RECORDED DATA Block Start

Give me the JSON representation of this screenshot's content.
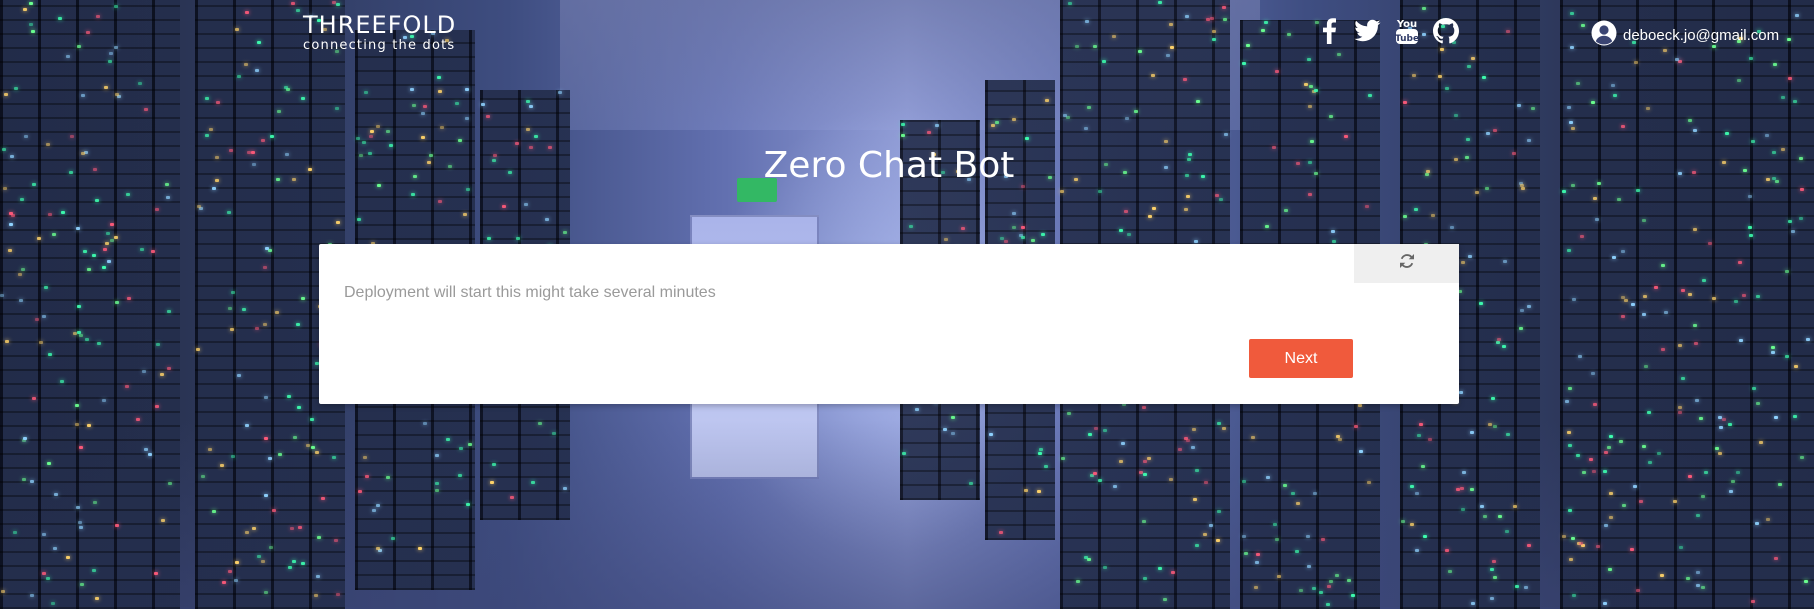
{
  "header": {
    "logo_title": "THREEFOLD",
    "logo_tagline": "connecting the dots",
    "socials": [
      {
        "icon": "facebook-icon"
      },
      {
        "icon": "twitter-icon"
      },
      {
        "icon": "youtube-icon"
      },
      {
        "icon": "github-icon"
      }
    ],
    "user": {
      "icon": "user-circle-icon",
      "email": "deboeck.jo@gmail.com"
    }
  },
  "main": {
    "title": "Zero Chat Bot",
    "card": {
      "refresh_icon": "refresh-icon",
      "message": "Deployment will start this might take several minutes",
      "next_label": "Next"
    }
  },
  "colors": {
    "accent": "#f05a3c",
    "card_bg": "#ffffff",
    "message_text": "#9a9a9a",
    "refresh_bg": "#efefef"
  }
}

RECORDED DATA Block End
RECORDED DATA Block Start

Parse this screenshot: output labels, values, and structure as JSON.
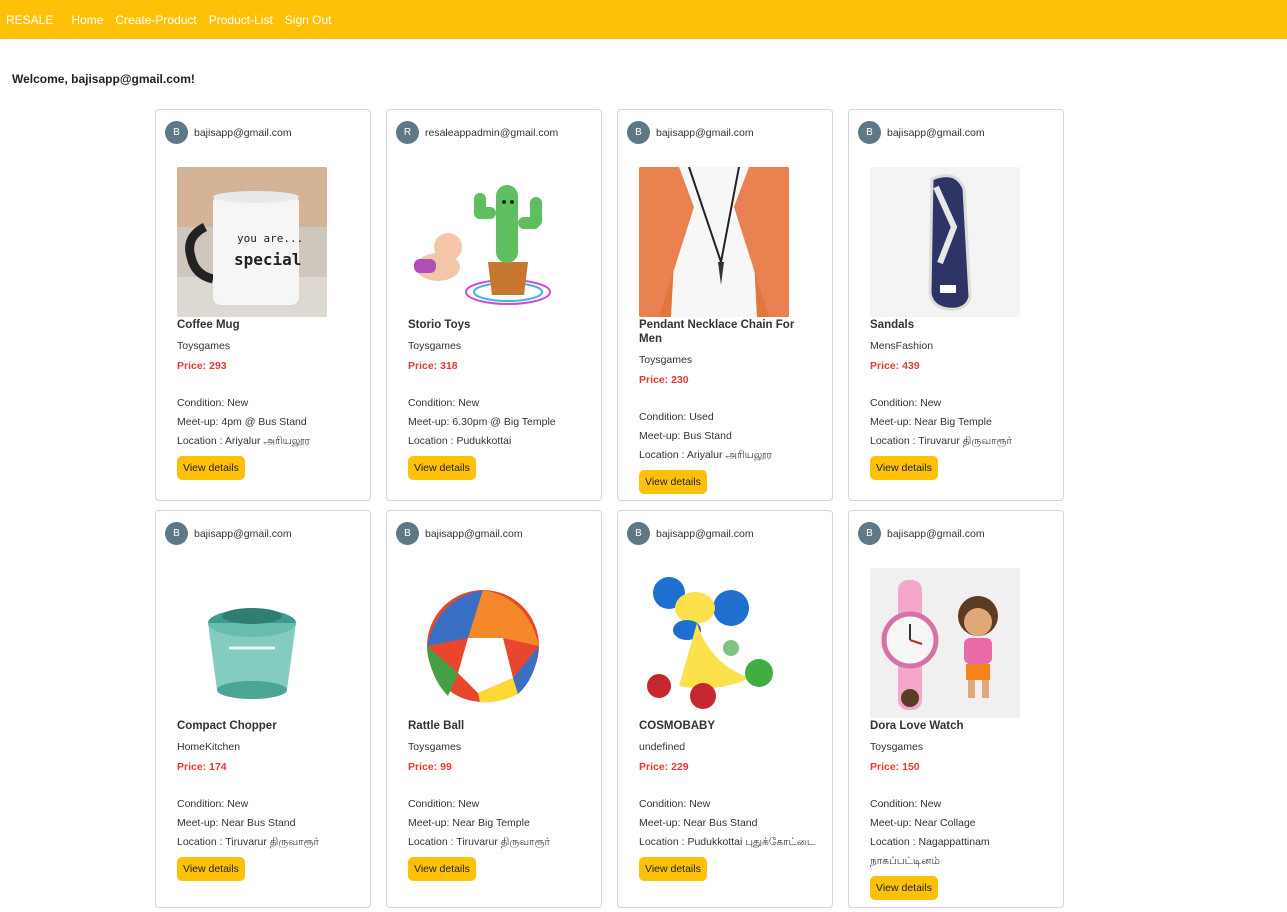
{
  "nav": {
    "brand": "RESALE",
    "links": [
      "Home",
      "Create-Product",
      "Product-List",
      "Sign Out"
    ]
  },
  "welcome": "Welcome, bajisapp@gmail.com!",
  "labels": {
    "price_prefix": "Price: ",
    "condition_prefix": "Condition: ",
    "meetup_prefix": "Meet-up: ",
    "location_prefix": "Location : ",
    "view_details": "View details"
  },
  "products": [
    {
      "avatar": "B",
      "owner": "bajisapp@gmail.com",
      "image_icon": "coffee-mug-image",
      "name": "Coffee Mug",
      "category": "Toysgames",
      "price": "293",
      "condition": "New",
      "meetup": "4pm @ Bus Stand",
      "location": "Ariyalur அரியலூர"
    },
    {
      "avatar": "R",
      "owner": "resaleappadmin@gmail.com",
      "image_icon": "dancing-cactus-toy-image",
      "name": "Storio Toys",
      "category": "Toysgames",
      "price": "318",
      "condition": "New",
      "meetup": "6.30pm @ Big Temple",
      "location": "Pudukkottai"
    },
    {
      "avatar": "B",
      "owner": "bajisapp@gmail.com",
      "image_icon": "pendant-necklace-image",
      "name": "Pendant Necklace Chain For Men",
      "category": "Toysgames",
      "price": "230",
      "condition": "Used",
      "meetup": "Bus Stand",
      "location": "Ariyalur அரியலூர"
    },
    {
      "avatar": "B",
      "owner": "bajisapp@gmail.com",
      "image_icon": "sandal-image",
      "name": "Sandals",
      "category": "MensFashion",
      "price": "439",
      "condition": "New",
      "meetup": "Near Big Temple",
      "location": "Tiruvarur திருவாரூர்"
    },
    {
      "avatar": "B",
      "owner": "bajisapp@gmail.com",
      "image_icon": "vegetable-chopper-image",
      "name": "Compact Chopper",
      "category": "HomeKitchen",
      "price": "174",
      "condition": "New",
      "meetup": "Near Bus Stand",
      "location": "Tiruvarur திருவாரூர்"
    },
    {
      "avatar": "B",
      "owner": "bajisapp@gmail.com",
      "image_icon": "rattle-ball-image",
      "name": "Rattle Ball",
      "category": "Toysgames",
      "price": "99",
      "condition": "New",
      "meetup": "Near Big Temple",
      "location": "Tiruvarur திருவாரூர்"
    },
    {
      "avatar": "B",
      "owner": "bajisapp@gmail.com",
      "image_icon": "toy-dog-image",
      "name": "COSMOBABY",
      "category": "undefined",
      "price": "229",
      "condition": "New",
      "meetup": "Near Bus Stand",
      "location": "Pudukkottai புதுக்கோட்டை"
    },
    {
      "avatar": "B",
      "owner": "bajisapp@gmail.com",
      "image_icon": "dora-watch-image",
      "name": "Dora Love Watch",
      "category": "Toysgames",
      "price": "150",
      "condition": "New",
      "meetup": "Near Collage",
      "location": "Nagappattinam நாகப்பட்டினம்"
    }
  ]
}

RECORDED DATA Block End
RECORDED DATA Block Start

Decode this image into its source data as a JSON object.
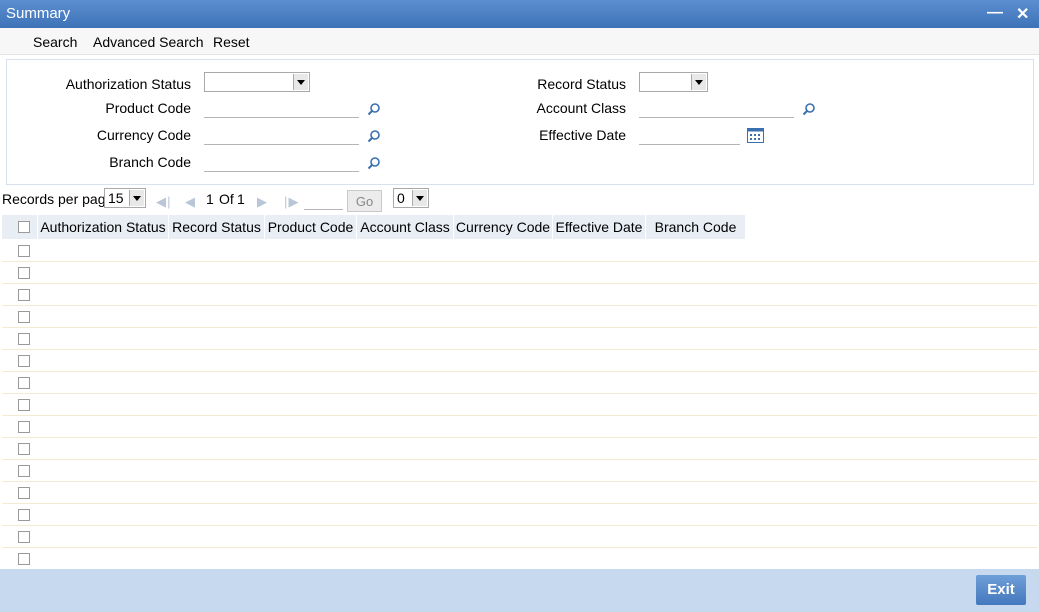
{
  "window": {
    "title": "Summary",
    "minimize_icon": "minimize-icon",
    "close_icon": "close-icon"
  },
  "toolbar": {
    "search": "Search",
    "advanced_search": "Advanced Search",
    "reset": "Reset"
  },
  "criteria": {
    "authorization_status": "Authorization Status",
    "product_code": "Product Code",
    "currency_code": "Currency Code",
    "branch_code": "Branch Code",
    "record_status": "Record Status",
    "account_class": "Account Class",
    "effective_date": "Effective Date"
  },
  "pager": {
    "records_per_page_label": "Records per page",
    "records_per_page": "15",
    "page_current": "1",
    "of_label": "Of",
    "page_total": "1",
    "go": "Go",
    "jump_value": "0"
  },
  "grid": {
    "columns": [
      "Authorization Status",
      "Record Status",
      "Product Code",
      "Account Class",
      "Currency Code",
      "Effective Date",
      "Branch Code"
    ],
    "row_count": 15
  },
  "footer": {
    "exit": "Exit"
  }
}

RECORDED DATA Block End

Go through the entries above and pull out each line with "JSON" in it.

Give me the JSON representation of this screenshot's content.
Parse this screenshot: output labels, values, and structure as JSON.
Decode this image into its source data as a JSON object.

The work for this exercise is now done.